Jewellery has always provided us with a potent illustration of the times, a symbol of the society and the culture from which it was created, but few pieces are as telling as the engagement ring: a symbolic circle that represents eternity, loyalty, commitment and love.
But just as relationships are becoming anything but predictable – the nuclear family is not the only option in our more free-form society where anything goes – women are seeking rings that reflect their lives and independence more and more. And increasingly, of course, they are choosing their own engagement rings too, looking for designs that echo their personality rather than simply their social or financial status, and that speak volumes about very modern love stories.
In some ways this is no different from engagement rings throughout the centuries. As early as the Middle Ages, a diamond ring was referred to as a commemoration of love and marriage, worn on the fourth finger of the left hand, from which the vena amoris ran directly to the heart.
The diamond ring continued to symbolize love when, in 1477, Archduke Maximilian gave what is thought to be the first recorded engagement ring to Mary of Burgundy to mark their betrothal, with hogback diamonds forming the letter ‘M’ in celebration of their union. During the eighteenth and nineteenth centuries the engagement ring became increasingly flamboyant and sentimental, with intertwined hearts, bows, love knots and messages spelled in gems. It wasn’t until early in the twentieth century that the single-diamond setting was popularized.
While a classic solitaire diamond might be a pure symbol, as clear as a flawless diamond, some of us are now opting for rings that are just as free from conventions as our partnerships – whether in marriage, civil ceremony or long-term relationships.
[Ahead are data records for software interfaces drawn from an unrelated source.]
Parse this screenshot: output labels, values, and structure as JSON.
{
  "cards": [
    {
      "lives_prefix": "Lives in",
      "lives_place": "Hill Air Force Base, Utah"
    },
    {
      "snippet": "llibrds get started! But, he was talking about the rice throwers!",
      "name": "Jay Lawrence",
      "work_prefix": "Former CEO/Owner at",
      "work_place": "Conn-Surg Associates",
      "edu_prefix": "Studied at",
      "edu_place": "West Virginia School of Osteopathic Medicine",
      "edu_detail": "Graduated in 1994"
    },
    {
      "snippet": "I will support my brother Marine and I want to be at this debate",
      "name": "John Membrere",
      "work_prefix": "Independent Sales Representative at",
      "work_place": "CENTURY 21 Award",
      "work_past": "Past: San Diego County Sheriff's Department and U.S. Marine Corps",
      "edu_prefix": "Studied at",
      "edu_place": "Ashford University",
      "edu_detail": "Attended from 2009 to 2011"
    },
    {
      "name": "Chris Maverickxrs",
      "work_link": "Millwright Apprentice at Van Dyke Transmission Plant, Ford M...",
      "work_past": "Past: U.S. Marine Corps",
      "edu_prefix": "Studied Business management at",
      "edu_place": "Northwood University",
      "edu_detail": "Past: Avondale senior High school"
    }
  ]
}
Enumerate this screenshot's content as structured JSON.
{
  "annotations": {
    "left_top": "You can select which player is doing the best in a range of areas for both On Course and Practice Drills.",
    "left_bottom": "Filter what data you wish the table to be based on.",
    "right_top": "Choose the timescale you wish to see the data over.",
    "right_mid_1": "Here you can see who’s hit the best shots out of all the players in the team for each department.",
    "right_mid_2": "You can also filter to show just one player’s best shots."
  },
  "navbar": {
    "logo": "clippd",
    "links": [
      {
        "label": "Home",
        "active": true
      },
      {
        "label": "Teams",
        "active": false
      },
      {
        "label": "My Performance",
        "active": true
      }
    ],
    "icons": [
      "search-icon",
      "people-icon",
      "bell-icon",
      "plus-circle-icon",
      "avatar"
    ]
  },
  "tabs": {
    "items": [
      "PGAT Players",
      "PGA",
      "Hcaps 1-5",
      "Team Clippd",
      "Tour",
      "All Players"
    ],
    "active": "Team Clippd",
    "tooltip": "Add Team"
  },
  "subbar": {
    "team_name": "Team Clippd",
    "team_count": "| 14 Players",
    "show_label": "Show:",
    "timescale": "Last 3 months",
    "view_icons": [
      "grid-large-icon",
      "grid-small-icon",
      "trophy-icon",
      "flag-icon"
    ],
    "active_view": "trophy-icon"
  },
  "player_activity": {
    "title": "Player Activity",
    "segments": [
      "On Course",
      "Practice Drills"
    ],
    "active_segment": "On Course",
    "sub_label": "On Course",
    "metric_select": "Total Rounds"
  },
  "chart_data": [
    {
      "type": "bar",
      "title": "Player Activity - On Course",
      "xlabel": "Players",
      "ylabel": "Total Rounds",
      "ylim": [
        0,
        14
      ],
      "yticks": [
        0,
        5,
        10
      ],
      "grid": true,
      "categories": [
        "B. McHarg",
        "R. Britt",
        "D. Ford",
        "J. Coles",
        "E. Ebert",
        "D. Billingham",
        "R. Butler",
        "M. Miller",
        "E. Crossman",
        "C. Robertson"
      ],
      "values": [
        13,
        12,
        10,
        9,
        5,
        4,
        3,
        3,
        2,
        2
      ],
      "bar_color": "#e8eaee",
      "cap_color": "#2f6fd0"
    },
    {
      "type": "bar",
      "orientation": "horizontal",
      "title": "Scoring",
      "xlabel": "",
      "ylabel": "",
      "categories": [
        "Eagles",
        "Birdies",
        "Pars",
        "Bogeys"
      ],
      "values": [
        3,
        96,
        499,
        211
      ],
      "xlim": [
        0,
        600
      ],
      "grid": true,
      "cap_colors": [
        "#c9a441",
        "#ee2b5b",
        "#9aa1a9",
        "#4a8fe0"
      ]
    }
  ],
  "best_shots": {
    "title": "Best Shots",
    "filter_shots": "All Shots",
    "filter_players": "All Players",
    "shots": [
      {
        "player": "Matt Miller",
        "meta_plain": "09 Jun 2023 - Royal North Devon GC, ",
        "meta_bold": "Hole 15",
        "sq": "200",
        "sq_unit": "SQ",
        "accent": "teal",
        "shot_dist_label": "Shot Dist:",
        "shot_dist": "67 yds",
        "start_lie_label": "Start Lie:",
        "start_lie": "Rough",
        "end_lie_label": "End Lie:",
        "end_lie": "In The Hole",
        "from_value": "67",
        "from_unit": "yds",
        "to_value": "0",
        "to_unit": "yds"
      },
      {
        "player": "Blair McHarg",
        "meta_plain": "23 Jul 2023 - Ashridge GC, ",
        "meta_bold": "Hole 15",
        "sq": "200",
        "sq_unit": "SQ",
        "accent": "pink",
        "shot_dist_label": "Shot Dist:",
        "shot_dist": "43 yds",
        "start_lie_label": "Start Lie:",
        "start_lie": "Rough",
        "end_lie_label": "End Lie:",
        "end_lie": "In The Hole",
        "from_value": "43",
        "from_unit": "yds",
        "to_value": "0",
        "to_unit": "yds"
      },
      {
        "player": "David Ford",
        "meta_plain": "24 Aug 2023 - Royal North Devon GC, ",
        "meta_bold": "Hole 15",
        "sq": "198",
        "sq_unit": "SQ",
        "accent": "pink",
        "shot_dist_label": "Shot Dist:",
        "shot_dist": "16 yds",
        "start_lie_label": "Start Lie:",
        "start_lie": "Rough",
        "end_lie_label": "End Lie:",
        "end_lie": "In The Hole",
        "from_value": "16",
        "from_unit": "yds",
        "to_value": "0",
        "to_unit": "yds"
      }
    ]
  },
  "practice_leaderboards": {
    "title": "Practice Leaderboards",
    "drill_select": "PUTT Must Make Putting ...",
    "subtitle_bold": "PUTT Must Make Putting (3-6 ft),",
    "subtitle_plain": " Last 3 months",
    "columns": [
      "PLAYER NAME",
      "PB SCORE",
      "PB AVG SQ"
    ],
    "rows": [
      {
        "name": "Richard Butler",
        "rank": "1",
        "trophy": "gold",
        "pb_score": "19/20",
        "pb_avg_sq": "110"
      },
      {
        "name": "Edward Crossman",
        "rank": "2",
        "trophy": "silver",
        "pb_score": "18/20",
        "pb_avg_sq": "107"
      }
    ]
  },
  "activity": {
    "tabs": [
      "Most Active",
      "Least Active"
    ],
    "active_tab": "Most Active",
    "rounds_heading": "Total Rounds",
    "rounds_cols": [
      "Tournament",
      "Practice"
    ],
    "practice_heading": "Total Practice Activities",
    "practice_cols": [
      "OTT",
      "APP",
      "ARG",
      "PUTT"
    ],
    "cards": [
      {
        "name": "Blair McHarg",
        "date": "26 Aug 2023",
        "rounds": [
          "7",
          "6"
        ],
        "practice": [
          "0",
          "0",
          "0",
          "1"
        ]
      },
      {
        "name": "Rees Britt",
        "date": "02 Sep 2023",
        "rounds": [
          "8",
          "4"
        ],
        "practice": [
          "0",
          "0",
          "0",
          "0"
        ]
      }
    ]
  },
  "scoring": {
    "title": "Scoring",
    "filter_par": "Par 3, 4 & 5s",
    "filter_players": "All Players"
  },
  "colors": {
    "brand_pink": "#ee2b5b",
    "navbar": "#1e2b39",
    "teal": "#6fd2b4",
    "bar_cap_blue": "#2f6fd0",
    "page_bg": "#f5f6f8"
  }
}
And while the engagement ring is still one of the most significant pieces of jewellery a woman will wear in her lifetime, it now needs to be expressive as well as timeless.
For many, more complex designs have increasing allure. The Enchanted Lotus Band from De Beers perfectly illustrates a trend for more exuberant pieces. Its band of intricately woven brilliant diamonds – 301 in all – form lotus flowers set in white gold. More elaborate still is the Secret Kiss of the Roses Ring – the ultimate statement piece with a stunning ten-carat flawless rose-cut diamond set over a pink brilliant-cut diamond and surrounded by 428 brilliant-cut diamonds.
By choosing a less conventional – and in many ways more personal – engagement ring, women are also embracing designs that feel unique to them. Whether choosing to have their own bespoke ring made or selecting the more characteristic cluster ring, women are opting for designs that, while still timeless, are definitely more individual. The textural Talisman Ring dotted with rough-cut diamonds (once the exclusive privilege of kings and queens who wore them for good luck and prosperity) is another such unconventional piece meant to be treasured for a lifetime.
The Talisman Collection also illustrates how the rise of more idiosyncratic rings has brought with it a trend for different coloured diamonds too, such as the rough yellow diamonds on textured gold prominent in De Beers’ Talisman Band.
Ultimately though, and despite today’s shifting roles and rules of engagement, most couples are still seduced by the symbolism and meaning intrinsic to precious, timeless pieces. Take the Atea Ring, which uses a circle – a primeval symbol of eternity – as its starting point. With a central design of dynamic swirls of micropavé diamonds, this ring celebrates the energy of nature but also reflects the dynamics of modern life. Or the exquisite Swan Pavé Band that transforms pairs of elegant swans into intricate hearts that form a delicate band of white gold. Relationships may have evolved, but the central themes of commitment and loyalty remain the same.